◆ **EXERCISE BRIEF**
From the line containing "Serialize everything readable" through the final line of the records, reproduce every line exactly.

◆ **STORED DATA**
_ _ _ _

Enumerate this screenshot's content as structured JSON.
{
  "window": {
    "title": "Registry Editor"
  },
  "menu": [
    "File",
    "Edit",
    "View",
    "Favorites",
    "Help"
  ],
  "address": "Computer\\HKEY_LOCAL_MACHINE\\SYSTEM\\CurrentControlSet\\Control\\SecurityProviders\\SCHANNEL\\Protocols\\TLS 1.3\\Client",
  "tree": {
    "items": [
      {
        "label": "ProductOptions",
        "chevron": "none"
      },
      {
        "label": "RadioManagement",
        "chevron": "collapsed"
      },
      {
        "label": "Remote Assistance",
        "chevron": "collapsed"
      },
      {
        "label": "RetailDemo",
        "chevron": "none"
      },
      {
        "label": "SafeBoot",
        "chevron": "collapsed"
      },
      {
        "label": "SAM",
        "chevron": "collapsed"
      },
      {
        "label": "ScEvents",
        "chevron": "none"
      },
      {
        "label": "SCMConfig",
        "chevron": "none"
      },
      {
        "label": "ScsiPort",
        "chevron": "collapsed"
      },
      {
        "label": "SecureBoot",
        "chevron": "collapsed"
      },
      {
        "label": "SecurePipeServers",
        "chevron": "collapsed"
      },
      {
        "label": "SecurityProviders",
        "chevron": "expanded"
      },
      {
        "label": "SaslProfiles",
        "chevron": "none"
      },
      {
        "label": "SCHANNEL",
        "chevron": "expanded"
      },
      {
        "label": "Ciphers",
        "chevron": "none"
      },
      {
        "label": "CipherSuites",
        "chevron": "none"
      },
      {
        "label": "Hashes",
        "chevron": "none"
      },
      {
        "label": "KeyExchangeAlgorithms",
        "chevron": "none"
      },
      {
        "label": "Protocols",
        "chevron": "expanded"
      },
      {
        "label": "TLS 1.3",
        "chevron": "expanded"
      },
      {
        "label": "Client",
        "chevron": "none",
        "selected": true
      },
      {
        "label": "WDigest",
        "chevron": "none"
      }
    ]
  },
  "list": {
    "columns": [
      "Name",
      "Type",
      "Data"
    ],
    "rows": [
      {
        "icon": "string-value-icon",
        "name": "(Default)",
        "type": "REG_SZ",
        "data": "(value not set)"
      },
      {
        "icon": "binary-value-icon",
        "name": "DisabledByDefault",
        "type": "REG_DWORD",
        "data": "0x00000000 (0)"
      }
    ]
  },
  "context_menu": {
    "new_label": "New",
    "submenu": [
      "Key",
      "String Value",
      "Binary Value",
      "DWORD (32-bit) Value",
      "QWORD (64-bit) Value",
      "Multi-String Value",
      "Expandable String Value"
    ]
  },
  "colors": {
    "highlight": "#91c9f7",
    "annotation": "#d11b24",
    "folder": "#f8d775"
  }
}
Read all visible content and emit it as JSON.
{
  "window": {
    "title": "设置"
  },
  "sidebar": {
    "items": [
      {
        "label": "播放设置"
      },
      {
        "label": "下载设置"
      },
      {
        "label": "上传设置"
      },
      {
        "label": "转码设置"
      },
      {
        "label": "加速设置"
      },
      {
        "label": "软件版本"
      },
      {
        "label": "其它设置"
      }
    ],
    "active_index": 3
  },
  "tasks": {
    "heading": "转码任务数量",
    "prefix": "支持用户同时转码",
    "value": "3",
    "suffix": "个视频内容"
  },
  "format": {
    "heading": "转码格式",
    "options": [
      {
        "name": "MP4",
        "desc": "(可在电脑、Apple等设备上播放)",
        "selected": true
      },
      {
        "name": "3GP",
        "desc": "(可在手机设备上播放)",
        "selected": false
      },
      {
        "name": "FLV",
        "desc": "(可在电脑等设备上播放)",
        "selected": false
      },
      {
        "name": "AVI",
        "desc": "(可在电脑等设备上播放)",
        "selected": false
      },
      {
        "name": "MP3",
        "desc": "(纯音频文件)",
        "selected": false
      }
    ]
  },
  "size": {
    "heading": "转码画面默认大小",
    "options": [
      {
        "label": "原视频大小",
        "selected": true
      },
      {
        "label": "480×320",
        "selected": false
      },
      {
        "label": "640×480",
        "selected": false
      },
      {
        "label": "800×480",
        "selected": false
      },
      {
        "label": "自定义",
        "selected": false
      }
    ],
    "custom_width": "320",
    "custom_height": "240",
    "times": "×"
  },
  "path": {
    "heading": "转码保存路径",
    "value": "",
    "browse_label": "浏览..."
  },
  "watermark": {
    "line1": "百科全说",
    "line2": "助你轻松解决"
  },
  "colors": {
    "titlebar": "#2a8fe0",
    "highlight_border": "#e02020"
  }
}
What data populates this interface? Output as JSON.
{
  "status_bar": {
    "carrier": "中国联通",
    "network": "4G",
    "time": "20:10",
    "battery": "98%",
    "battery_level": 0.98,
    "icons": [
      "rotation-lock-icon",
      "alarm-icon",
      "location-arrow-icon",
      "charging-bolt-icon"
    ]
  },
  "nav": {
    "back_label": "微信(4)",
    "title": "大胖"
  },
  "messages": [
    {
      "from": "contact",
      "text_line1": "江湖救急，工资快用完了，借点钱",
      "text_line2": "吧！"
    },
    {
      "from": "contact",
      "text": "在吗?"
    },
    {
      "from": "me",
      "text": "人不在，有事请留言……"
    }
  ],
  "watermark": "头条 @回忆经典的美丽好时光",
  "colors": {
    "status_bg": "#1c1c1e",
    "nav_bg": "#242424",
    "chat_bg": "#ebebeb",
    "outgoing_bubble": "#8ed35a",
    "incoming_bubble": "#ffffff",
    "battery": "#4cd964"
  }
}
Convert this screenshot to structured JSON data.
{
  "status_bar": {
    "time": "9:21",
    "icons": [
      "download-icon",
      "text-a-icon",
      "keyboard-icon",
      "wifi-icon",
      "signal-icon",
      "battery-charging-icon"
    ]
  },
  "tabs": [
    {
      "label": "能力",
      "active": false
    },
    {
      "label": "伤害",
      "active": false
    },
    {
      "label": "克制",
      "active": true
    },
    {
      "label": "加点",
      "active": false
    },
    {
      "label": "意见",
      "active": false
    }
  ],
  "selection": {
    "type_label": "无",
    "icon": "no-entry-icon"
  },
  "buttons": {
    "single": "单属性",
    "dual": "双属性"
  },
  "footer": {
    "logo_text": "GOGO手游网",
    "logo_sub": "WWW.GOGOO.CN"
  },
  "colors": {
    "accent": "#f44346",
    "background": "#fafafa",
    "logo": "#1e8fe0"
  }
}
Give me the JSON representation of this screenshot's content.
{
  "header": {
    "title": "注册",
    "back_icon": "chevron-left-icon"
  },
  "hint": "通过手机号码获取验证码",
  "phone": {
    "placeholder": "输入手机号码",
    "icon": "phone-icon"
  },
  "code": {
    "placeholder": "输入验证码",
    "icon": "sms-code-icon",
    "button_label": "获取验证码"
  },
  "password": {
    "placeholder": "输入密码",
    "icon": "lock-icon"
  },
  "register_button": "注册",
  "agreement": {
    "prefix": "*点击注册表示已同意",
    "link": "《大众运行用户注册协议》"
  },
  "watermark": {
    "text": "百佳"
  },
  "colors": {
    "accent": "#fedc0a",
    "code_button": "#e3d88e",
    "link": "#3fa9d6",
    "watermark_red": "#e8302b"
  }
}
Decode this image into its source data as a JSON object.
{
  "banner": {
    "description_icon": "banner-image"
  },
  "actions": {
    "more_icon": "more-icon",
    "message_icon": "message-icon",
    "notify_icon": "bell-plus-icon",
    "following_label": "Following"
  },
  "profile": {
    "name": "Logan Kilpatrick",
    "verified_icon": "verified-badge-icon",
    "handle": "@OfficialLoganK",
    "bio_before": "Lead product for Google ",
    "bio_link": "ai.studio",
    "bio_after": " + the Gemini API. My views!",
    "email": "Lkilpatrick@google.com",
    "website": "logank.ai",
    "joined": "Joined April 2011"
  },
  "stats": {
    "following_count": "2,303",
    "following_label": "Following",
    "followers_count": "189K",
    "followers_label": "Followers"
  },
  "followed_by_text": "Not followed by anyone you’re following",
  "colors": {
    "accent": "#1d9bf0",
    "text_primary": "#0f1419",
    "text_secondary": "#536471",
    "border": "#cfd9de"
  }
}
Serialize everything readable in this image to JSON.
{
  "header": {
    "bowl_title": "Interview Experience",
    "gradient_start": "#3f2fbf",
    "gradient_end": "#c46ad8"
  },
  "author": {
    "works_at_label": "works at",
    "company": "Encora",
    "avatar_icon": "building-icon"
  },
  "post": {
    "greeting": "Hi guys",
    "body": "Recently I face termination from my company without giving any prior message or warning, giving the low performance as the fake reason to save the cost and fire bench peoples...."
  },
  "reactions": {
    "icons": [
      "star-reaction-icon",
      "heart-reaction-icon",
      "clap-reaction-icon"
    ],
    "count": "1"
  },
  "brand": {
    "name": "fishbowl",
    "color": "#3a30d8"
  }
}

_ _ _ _

◆ **COMPLETED EXERCISE**
Serialize everything readable in this image to JSON.
{
  "header": {
    "bowl_title": "Interview Experience",
    "gradient_start": "#3f2fbf",
    "gradient_end": "#c46ad8"
  },
  "author": {
    "works_at_label": "works at",
    "company": "Encora",
    "avatar_icon": "building-icon"
  },
  "post": {
    "greeting": "Hi guys",
    "body": "Recently I face termination from my company without giving any prior message or warning, giving the low performance as the fake reason to save the cost and fire bench peoples...."
  },
  "reactions": {
    "icons": [
      "star-reaction-icon",
      "heart-reaction-icon",
      "clap-reaction-icon"
    ],
    "count": "1"
  },
  "brand": {
    "name": "fishbowl",
    "color": "#3a30d8"
  }
}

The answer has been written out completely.